Paul Spudis on the issue:
There are, however, some difficulties in mining and using asteroidal material as compared to lunar resources. First is the nature of the feedstock or “ore.” We have recently found that water at the poles of the Moon is not only present in enormous quantity (tens of billions of tons) but is also in a form that can be easily used – ice. Ice can be converted into a liquid for further processing at minimal energy cost; if the icy regolith from the poles is heated to above 0° C, the ice will melt and water can be collected and stored. The water in carbonaceous chondrites is chemically bound within mineral structures. Significant amounts of energy are required to break these chemical bonds to free the water, at least 2-3 orders of magnitude more energy, depending on the specific mineral phase being processed. So extracting water from an asteroid, present in quantities of a few percent to maybe a couple of tens of percent, requires significant energy; water-ice at the poles of the Moon is present in greater abundance (up to 100% in certain polar craters) and is already in an easy-to-process and use form.
The processing of natural materials to extract water has many detailed steps, from the acquisition of the feedstock to moving the material through the processing stream to collection and storage of the derived product.
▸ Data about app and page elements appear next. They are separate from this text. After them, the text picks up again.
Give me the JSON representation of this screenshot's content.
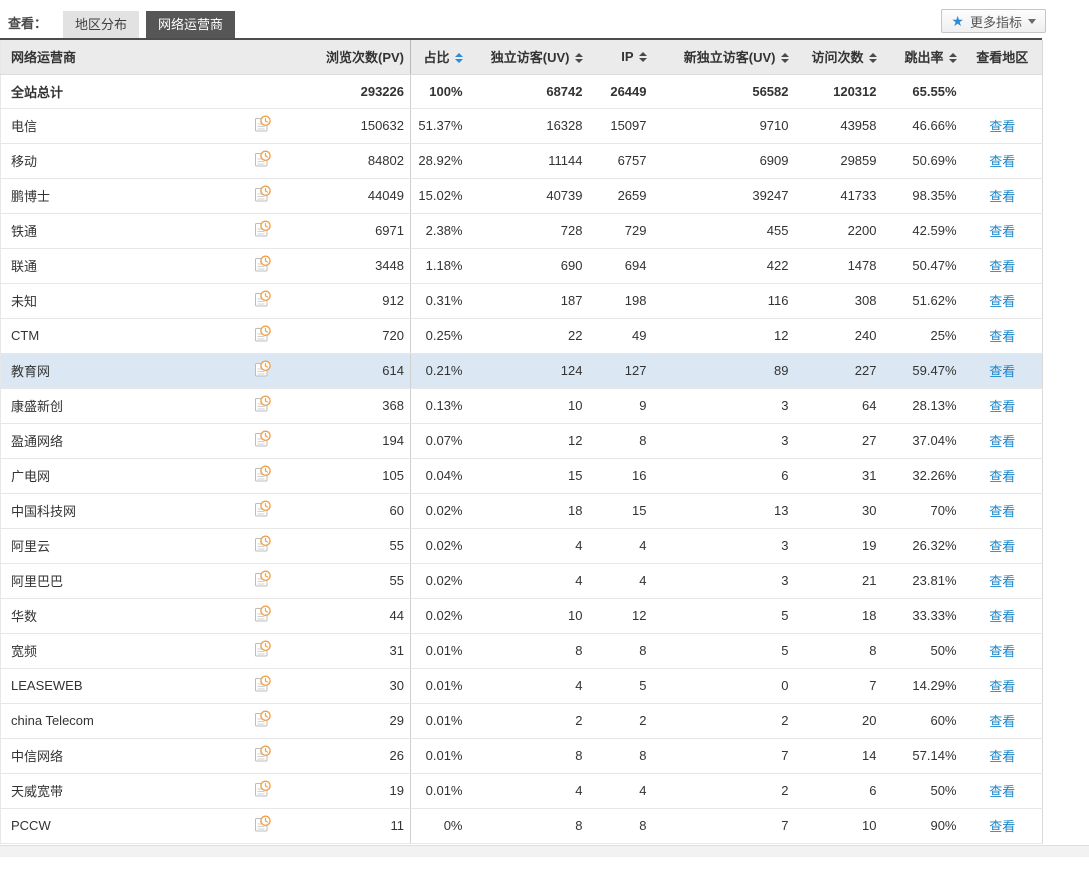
{
  "toolbar": {
    "view_label": "查看：",
    "tabs": [
      {
        "id": "region-distribution",
        "label": "地区分布",
        "active": false
      },
      {
        "id": "network-operator",
        "label": "网络运营商",
        "active": true
      }
    ],
    "more_metrics": {
      "star": "★",
      "label": "更多指标"
    }
  },
  "colors": {
    "link_blue": "#1b85c9",
    "active_sort_blue": "#2a8bd6",
    "icon_orange": "#f0a14b",
    "highlight_row": "#dbe8f3",
    "active_tab_bg": "#565656"
  },
  "table": {
    "columns": [
      {
        "id": "name",
        "label": "网络运营商",
        "align": "left",
        "sortable": false
      },
      {
        "id": "trend",
        "label": "",
        "align": "center",
        "sortable": false
      },
      {
        "id": "pv",
        "label": "浏览次数(PV)",
        "align": "right",
        "sortable": false
      },
      {
        "id": "share",
        "label": "占比",
        "align": "right",
        "sortable": true,
        "sort_active": true,
        "divider": true
      },
      {
        "id": "uv",
        "label": "独立访客(UV)",
        "align": "right",
        "sortable": true
      },
      {
        "id": "ip",
        "label": "IP",
        "align": "right",
        "sortable": true
      },
      {
        "id": "new_uv",
        "label": "新独立访客(UV)",
        "align": "right",
        "sortable": true
      },
      {
        "id": "visits",
        "label": "访问次数",
        "align": "right",
        "sortable": true
      },
      {
        "id": "bounce",
        "label": "跳出率",
        "align": "right",
        "sortable": true
      },
      {
        "id": "region",
        "label": "查看地区",
        "align": "center",
        "sortable": false
      }
    ],
    "view_link_label": "查看",
    "total": {
      "name": "全站总计",
      "pv": "293226",
      "share": "100%",
      "uv": "68742",
      "ip": "26449",
      "new_uv": "56582",
      "visits": "120312",
      "bounce": "65.55%"
    },
    "rows": [
      {
        "name": "电信",
        "pv": "150632",
        "share": "51.37%",
        "uv": "16328",
        "ip": "15097",
        "new_uv": "9710",
        "visits": "43958",
        "bounce": "46.66%"
      },
      {
        "name": "移动",
        "pv": "84802",
        "share": "28.92%",
        "uv": "11144",
        "ip": "6757",
        "new_uv": "6909",
        "visits": "29859",
        "bounce": "50.69%"
      },
      {
        "name": "鹏博士",
        "pv": "44049",
        "share": "15.02%",
        "uv": "40739",
        "ip": "2659",
        "new_uv": "39247",
        "visits": "41733",
        "bounce": "98.35%"
      },
      {
        "name": "铁通",
        "pv": "6971",
        "share": "2.38%",
        "uv": "728",
        "ip": "729",
        "new_uv": "455",
        "visits": "2200",
        "bounce": "42.59%"
      },
      {
        "name": "联通",
        "pv": "3448",
        "share": "1.18%",
        "uv": "690",
        "ip": "694",
        "new_uv": "422",
        "visits": "1478",
        "bounce": "50.47%"
      },
      {
        "name": "未知",
        "pv": "912",
        "share": "0.31%",
        "uv": "187",
        "ip": "198",
        "new_uv": "116",
        "visits": "308",
        "bounce": "51.62%"
      },
      {
        "name": "CTM",
        "pv": "720",
        "share": "0.25%",
        "uv": "22",
        "ip": "49",
        "new_uv": "12",
        "visits": "240",
        "bounce": "25%"
      },
      {
        "name": "教育网",
        "pv": "614",
        "share": "0.21%",
        "uv": "124",
        "ip": "127",
        "new_uv": "89",
        "visits": "227",
        "bounce": "59.47%",
        "highlighted": true
      },
      {
        "name": "康盛新创",
        "pv": "368",
        "share": "0.13%",
        "uv": "10",
        "ip": "9",
        "new_uv": "3",
        "visits": "64",
        "bounce": "28.13%"
      },
      {
        "name": "盈通网络",
        "pv": "194",
        "share": "0.07%",
        "uv": "12",
        "ip": "8",
        "new_uv": "3",
        "visits": "27",
        "bounce": "37.04%"
      },
      {
        "name": "广电网",
        "pv": "105",
        "share": "0.04%",
        "uv": "15",
        "ip": "16",
        "new_uv": "6",
        "visits": "31",
        "bounce": "32.26%"
      },
      {
        "name": "中国科技网",
        "pv": "60",
        "share": "0.02%",
        "uv": "18",
        "ip": "15",
        "new_uv": "13",
        "visits": "30",
        "bounce": "70%"
      },
      {
        "name": "阿里云",
        "pv": "55",
        "share": "0.02%",
        "uv": "4",
        "ip": "4",
        "new_uv": "3",
        "visits": "19",
        "bounce": "26.32%"
      },
      {
        "name": "阿里巴巴",
        "pv": "55",
        "share": "0.02%",
        "uv": "4",
        "ip": "4",
        "new_uv": "3",
        "visits": "21",
        "bounce": "23.81%"
      },
      {
        "name": "华数",
        "pv": "44",
        "share": "0.02%",
        "uv": "10",
        "ip": "12",
        "new_uv": "5",
        "visits": "18",
        "bounce": "33.33%"
      },
      {
        "name": "宽频",
        "pv": "31",
        "share": "0.01%",
        "uv": "8",
        "ip": "8",
        "new_uv": "5",
        "visits": "8",
        "bounce": "50%"
      },
      {
        "name": "LEASEWEB",
        "pv": "30",
        "share": "0.01%",
        "uv": "4",
        "ip": "5",
        "new_uv": "0",
        "visits": "7",
        "bounce": "14.29%"
      },
      {
        "name": "china Telecom",
        "pv": "29",
        "share": "0.01%",
        "uv": "2",
        "ip": "2",
        "new_uv": "2",
        "visits": "20",
        "bounce": "60%"
      },
      {
        "name": "中信网络",
        "pv": "26",
        "share": "0.01%",
        "uv": "8",
        "ip": "8",
        "new_uv": "7",
        "visits": "14",
        "bounce": "57.14%"
      },
      {
        "name": "天威宽带",
        "pv": "19",
        "share": "0.01%",
        "uv": "4",
        "ip": "4",
        "new_uv": "2",
        "visits": "6",
        "bounce": "50%"
      },
      {
        "name": "PCCW",
        "pv": "11",
        "share": "0%",
        "uv": "8",
        "ip": "8",
        "new_uv": "7",
        "visits": "10",
        "bounce": "90%"
      }
    ]
  }
}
At each stage, we typically separate one component from another; gravity serves this purpose in most industrial processing. One difficulty in asteroid resource processing will be to either devise techniques that do not require gravity (including related phenomena, such as thermal convection) or to create an artificial gravity field to ensure that things move in the right directions. Either approach complicates the resource extraction process.